The most common type is pool fill ups. But there are numerous other circumstances where an abatement will be considered. They key is that the use has to be something that can be quantified. You as the customer need to provide some compelling proof that the use is unusual and that you can reasonably calculate the unusual amount that you are seeking an abatement on.
I have a lawn irrigation system and use a lot of outdoor water. Is there an abatement for that?
We instituted a Second Meter Program for Outdoor Water Use Abatements which enables customers to receive a 100% credit for all outdoor water use. Otherwise, the Commission does not give abatements for outdoor water use.
I was in the Automatic Sprinkler Abatement Program a few years ago. Why am I not still getting an abatement?
These automatic abatements are no longer calculated for you automatically. The Automatic Sprinkler Abatement Program was eliminated in summer of 2014 after it proved to be problematic for many of our customers. It was replaced by the Commission's Second Meter Program for Outdoor Water Use Abatements. After 2014 all customers applying for outdoor water use abatements must have a second meter.

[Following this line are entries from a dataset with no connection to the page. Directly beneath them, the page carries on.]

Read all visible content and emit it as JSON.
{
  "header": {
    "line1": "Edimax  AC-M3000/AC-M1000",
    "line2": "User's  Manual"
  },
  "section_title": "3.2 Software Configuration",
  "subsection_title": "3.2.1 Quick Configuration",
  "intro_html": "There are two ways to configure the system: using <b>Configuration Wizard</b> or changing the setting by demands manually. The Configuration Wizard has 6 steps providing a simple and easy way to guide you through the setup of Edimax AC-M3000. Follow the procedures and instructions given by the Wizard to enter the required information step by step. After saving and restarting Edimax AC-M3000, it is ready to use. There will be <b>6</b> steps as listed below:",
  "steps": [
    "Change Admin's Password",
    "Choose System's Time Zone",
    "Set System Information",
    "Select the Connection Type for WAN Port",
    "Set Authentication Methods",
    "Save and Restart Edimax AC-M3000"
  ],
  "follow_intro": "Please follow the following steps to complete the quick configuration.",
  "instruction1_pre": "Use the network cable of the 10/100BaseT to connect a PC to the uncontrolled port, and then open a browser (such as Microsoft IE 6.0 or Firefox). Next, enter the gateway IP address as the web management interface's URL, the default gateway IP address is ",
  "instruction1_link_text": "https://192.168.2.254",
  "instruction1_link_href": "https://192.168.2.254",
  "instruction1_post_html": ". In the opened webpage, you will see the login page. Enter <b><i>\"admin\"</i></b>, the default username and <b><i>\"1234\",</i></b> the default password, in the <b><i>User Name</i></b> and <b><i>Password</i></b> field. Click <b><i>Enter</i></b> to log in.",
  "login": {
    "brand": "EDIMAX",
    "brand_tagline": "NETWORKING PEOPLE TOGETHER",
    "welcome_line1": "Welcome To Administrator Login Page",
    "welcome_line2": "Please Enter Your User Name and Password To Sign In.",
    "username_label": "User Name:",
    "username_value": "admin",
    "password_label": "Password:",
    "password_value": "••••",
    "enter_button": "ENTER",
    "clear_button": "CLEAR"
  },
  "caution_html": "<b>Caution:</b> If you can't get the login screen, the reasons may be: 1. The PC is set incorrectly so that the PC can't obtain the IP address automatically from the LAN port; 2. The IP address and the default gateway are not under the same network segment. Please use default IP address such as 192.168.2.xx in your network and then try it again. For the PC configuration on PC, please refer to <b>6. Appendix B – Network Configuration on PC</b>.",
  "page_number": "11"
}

High Sewer Usage Charge
My bill seems very high. What's causing it to be so high?
A high sewer bill can be caused by a number of factors. Most likely it's probably because your water use was high. Again, we base our sewer bill on 100% of your water use. Examine your sewer bill and find the quarter being billed. The sewer district typically bills about one to three months behind the water bills. Check this quarter with your sewer bill and compare the usage. If it's the same usage number, then your sewer bill was accurate.
My bills match but my use seems high and I suspect there is a problem with my water meter or the reading. What can I do?
You need to contact the Lancaster Water Department. They will come to your home and examine your meter for problems. If they discover a problem that adjusts your use, then we will be happy to adjust your sewer bill accordingly.
I suspect an error. How do I get it corrected?
Errors do sometimes occur. If you have compared your water bill to your sewer bill and found that the use is different you should fill out a General Abatement Request Form.
I spoke to my neighbors and their bills were not as high as mine. Are you sure this bill is correct?
If you have already compared your sewer bill against your water bill and confirmed your use then yes, your bill is correct.
I've looked at my bill, it's correct but it's high. Is there anything else I can do?
Be water conscious and conserve water. See our Water Conservation page for tips on reducing your water usage and your sewer bill.
Billing Errors and Closeouts
My bill indicates that I have an overdue balance but I'm sure I paid. What's the problem?
Please confirm with us that the amount was paid and we'll be happy to correct your bill. To prove payment, we will need a front and backside copy of the cashed check.
I moved and requested a closeout and I paid it. Why is the new bill showing a credit? Do you owe me money?
When you request a closeout we issue you a special bill out of our normal billing cycle for use that we have not otherwise billed yet. In some instances, depending on where we are in the billing cycle, this closeout bill can contain several months of usage that have not yet been billed. Until our billing cycle catches up to your closing date your statements will reflect a credit because you have paid to a current date while our bills are for prior dates. You are not owed any money as a result of this.
Does the sewer bill you just received seem too high? Are you concerned about billing address?
This Q&A below should help.
Before you call the LSDC there are a number of things you should know how your bill is processed and calculated. Please review the topics below to learn more about your sewer bills.